> Task requirements
Count the lines below that contain the word "guitar", and reply with that number alone.

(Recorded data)
::::::::

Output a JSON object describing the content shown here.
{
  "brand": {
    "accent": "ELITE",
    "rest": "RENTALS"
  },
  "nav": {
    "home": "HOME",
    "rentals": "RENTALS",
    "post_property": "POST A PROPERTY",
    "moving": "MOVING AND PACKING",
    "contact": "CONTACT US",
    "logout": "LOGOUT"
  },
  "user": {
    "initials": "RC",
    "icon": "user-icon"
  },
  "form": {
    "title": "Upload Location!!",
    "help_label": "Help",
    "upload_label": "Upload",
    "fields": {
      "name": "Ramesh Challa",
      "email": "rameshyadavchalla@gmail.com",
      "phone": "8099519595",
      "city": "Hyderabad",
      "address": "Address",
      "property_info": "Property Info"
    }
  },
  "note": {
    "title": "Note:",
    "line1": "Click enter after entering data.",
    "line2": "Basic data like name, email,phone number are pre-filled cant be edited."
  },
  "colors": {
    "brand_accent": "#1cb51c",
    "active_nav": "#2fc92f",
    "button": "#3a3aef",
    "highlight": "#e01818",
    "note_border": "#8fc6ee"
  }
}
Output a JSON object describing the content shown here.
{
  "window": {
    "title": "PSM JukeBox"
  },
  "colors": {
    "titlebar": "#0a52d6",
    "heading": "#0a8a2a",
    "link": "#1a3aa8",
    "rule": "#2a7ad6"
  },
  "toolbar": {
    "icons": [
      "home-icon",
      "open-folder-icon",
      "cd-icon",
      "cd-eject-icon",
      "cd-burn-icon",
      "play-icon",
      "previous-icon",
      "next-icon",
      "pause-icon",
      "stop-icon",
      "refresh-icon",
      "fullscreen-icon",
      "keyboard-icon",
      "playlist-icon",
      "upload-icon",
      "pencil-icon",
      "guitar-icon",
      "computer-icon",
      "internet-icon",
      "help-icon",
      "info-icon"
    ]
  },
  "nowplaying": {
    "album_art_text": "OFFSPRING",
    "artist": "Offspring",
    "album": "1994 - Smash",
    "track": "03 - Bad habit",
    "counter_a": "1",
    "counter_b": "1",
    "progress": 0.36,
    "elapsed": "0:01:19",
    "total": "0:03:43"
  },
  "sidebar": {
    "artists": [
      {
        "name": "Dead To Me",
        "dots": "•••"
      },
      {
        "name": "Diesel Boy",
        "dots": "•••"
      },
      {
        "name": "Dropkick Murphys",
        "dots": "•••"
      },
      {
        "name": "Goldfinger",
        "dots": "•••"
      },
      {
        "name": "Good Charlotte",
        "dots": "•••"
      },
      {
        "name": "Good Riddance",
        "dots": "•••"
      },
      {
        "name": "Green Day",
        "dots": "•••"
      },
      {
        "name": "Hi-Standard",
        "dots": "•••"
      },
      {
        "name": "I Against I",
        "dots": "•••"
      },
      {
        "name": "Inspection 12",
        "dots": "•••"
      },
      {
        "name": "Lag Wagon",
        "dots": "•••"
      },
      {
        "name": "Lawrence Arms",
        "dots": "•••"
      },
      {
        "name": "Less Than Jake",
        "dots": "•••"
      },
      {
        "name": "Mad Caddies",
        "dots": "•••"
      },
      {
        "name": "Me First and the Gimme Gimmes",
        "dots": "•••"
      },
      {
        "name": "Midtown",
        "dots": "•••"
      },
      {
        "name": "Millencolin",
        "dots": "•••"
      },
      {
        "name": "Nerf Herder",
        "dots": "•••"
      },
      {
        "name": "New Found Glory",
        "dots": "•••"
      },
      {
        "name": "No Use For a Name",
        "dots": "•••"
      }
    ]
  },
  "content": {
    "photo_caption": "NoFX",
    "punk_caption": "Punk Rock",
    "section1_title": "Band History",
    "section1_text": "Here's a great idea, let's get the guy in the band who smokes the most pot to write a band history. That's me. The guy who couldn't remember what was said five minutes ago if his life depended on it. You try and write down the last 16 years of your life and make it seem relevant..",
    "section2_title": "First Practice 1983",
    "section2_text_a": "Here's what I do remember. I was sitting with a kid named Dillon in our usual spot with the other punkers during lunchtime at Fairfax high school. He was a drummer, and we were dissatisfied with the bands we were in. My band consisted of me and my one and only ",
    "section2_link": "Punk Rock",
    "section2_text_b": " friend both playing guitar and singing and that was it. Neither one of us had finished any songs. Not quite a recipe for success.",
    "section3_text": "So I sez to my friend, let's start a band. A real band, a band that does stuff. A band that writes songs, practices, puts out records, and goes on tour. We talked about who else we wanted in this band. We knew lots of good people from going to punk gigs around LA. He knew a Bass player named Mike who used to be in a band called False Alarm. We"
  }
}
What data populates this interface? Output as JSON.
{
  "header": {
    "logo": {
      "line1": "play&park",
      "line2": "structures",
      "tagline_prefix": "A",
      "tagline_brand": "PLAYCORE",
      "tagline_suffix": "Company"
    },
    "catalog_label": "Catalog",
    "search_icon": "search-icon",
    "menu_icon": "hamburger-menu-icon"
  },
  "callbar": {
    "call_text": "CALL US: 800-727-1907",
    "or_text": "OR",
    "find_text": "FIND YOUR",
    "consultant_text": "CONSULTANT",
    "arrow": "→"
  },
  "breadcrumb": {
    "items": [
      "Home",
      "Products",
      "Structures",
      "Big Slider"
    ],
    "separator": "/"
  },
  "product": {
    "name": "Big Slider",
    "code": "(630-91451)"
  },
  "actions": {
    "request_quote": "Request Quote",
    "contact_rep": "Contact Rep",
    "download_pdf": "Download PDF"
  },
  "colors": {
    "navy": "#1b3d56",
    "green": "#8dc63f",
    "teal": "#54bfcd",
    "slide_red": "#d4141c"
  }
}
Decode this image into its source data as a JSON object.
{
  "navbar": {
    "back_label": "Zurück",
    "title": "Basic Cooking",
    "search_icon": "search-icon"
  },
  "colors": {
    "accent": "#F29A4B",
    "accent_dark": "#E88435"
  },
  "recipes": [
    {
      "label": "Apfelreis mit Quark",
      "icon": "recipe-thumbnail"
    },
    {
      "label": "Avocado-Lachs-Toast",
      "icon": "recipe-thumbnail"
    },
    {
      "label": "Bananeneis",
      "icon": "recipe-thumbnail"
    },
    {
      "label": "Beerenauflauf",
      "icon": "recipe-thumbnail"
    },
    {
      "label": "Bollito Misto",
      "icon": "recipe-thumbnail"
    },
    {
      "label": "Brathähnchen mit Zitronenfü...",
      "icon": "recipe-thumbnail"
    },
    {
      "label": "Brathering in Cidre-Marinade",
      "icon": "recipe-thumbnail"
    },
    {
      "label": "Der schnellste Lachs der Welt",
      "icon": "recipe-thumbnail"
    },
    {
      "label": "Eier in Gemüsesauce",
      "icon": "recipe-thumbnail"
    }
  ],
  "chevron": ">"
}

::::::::

> Output
2